+++ Exercise data

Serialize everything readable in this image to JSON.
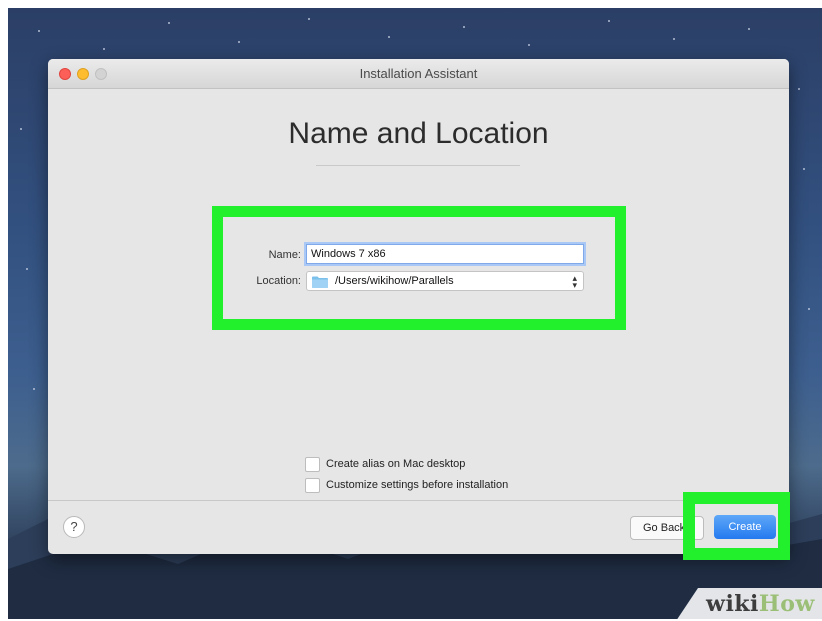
{
  "window": {
    "title": "Installation Assistant"
  },
  "page": {
    "title": "Name and Location"
  },
  "form": {
    "name_label": "Name:",
    "name_value": "Windows 7 x86",
    "location_label": "Location:",
    "location_value": "/Users/wikihow/Parallels",
    "location_icon": "folder-icon"
  },
  "options": [
    {
      "label": "Create alias on Mac desktop",
      "checked": false
    },
    {
      "label": "Customize settings before installation",
      "checked": false
    }
  ],
  "footer": {
    "help_label": "?",
    "go_back_label": "Go Back",
    "create_label": "Create"
  },
  "watermark": {
    "part1": "wiki",
    "part2": "How"
  },
  "colors": {
    "highlight": "#22f02d",
    "primary_button": "#2479ef",
    "traffic_close": "#fc5f57",
    "traffic_minimize": "#fdbd2e"
  }
}
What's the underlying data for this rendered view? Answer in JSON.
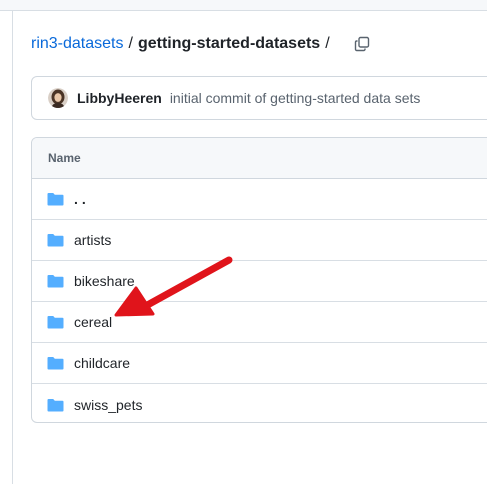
{
  "breadcrumb": {
    "repo_link": "rin3-datasets",
    "separator": "/",
    "current": "getting-started-datasets",
    "trailing_separator": "/",
    "copy_icon": "copy-icon"
  },
  "commit": {
    "author": "LibbyHeeren",
    "message": "initial commit of getting-started data sets",
    "avatar_icon": "avatar"
  },
  "table": {
    "header_name": "Name",
    "rows": [
      {
        "name": "..",
        "icon": "folder-icon"
      },
      {
        "name": "artists",
        "icon": "folder-icon"
      },
      {
        "name": "bikeshare",
        "icon": "folder-icon"
      },
      {
        "name": "cereal",
        "icon": "folder-icon"
      },
      {
        "name": "childcare",
        "icon": "folder-icon"
      },
      {
        "name": "swiss_pets",
        "icon": "folder-icon"
      }
    ]
  },
  "annotation": {
    "arrow_color": "#e0141b",
    "points_to": "cereal"
  },
  "colors": {
    "link": "#0969da",
    "folder": "#54aeff",
    "border": "#d0d7de",
    "header_bg": "#f6f8fa"
  }
}
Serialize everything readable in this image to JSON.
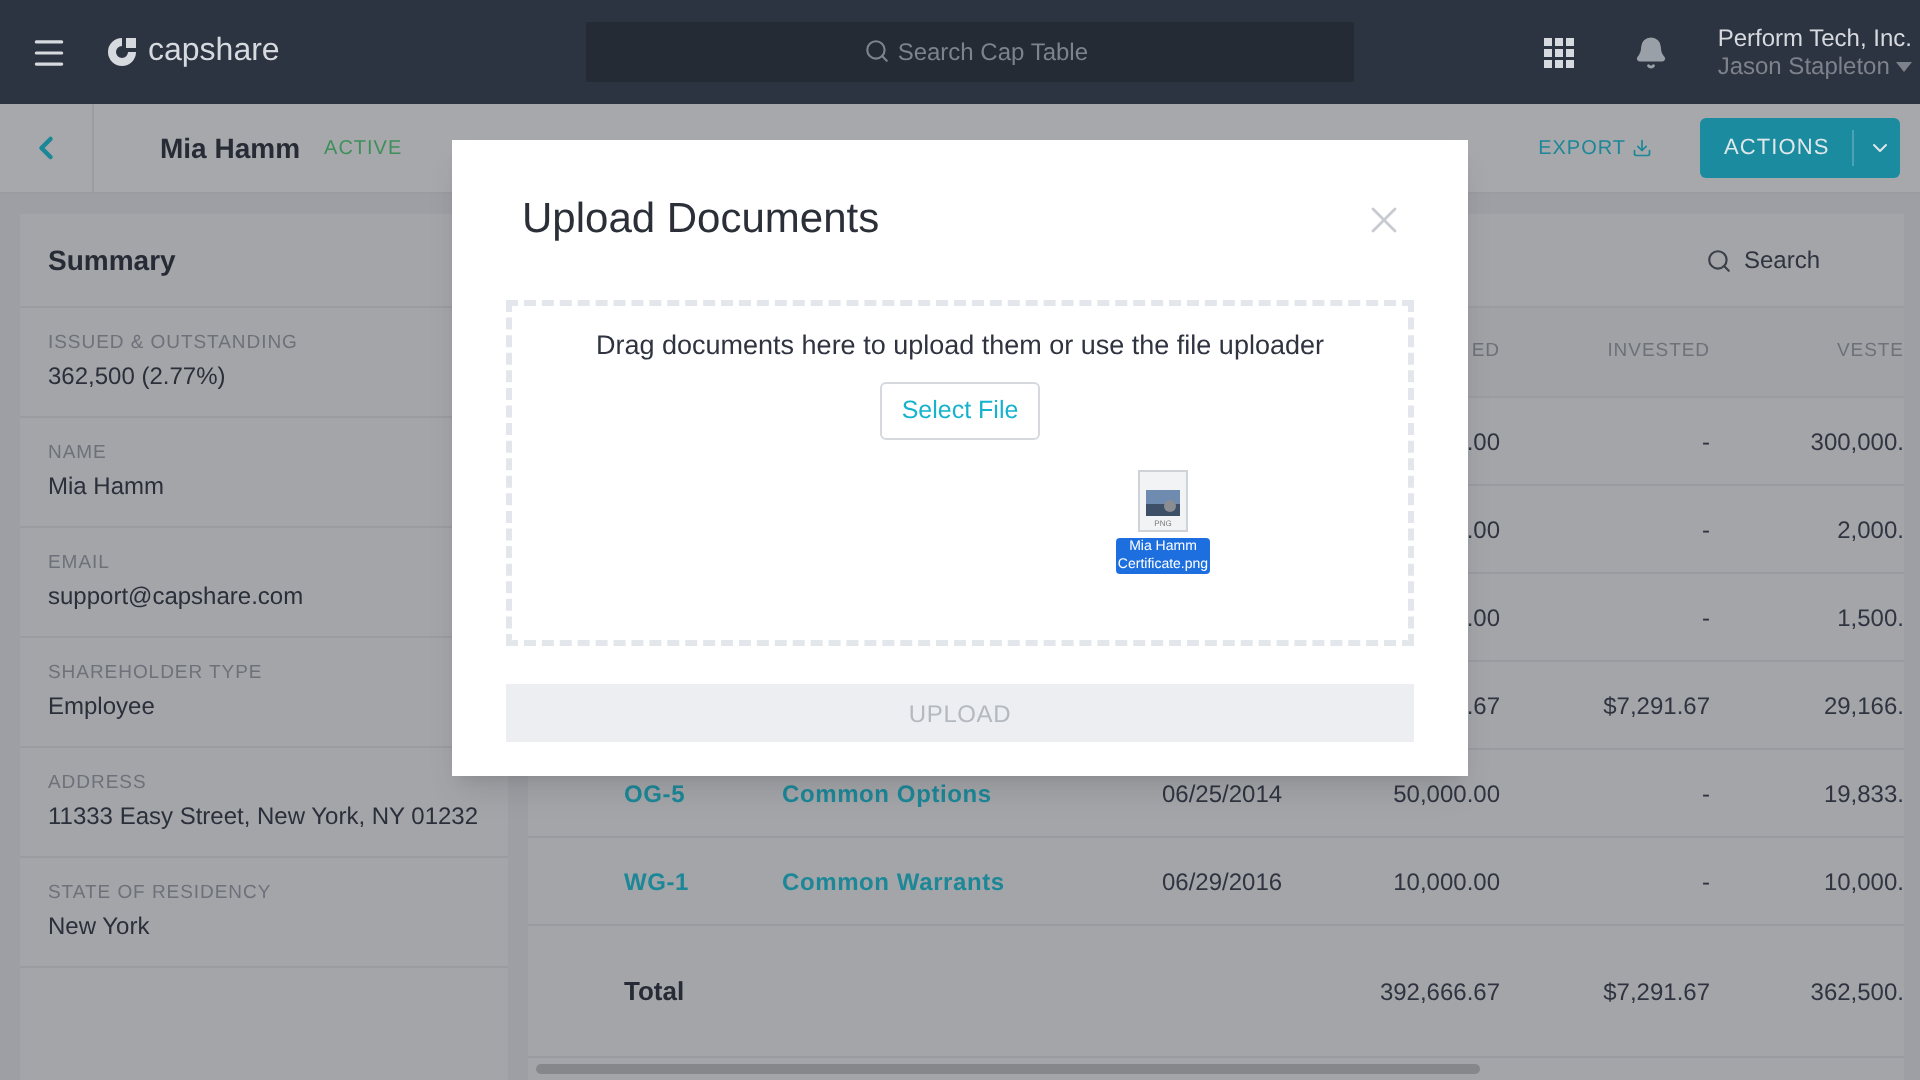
{
  "top_bar": {
    "brand": "capshare",
    "search": {
      "placeholder": "Search Cap Table"
    },
    "org": "Perform Tech, Inc.",
    "user": "Jason Stapleton"
  },
  "subheader": {
    "name": "Mia Hamm",
    "status": "ACTIVE",
    "export": "EXPORT",
    "actions": "ACTIONS"
  },
  "summary": {
    "title": "Summary",
    "fields": [
      {
        "label": "ISSUED & OUTSTANDING",
        "value": "362,500 (2.77%)"
      },
      {
        "label": "NAME",
        "value": "Mia Hamm"
      },
      {
        "label": "EMAIL",
        "value": "support@capshare.com"
      },
      {
        "label": "SHAREHOLDER TYPE",
        "value": "Employee"
      },
      {
        "label": "ADDRESS",
        "value": "11333 Easy Street, New York, NY 01232"
      },
      {
        "label": "STATE OF RESIDENCY",
        "value": "New York"
      }
    ]
  },
  "table": {
    "search": "Search",
    "columns": [
      "ED",
      "INVESTED",
      "VESTE"
    ],
    "rows": [
      {
        "issued": ".00",
        "invested": "-",
        "vested": "300,000."
      },
      {
        "issued": ".00",
        "invested": "-",
        "vested": "2,000."
      },
      {
        "issued": ".00",
        "invested": "-",
        "vested": "1,500."
      },
      {
        "issued": ".67",
        "invested": "$7,291.67",
        "vested": "29,166."
      },
      {
        "id": "OG-5",
        "name": "Common Options",
        "date": "06/25/2014",
        "issued": "50,000.00",
        "invested": "-",
        "vested": "19,833."
      },
      {
        "id": "WG-1",
        "name": "Common Warrants",
        "date": "06/29/2016",
        "issued": "10,000.00",
        "invested": "-",
        "vested": "10,000."
      }
    ],
    "total": {
      "label": "Total",
      "issued": "392,666.67",
      "invested": "$7,291.67",
      "vested": "362,500."
    }
  },
  "modal": {
    "title": "Upload Documents",
    "hint": "Drag documents here to upload them or use the file uploader",
    "select": "Select File",
    "file": {
      "type": "PNG",
      "name": "Mia Hamm Certificate.png"
    },
    "upload": {
      "label": "UPLOAD",
      "disabled": true
    }
  }
}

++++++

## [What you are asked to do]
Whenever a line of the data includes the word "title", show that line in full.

## [Result of this exercise]
    "title": "Installation Assistant"
    "title": "Name and Location"
    "title": "Summary",
    "title": "Upload Documents",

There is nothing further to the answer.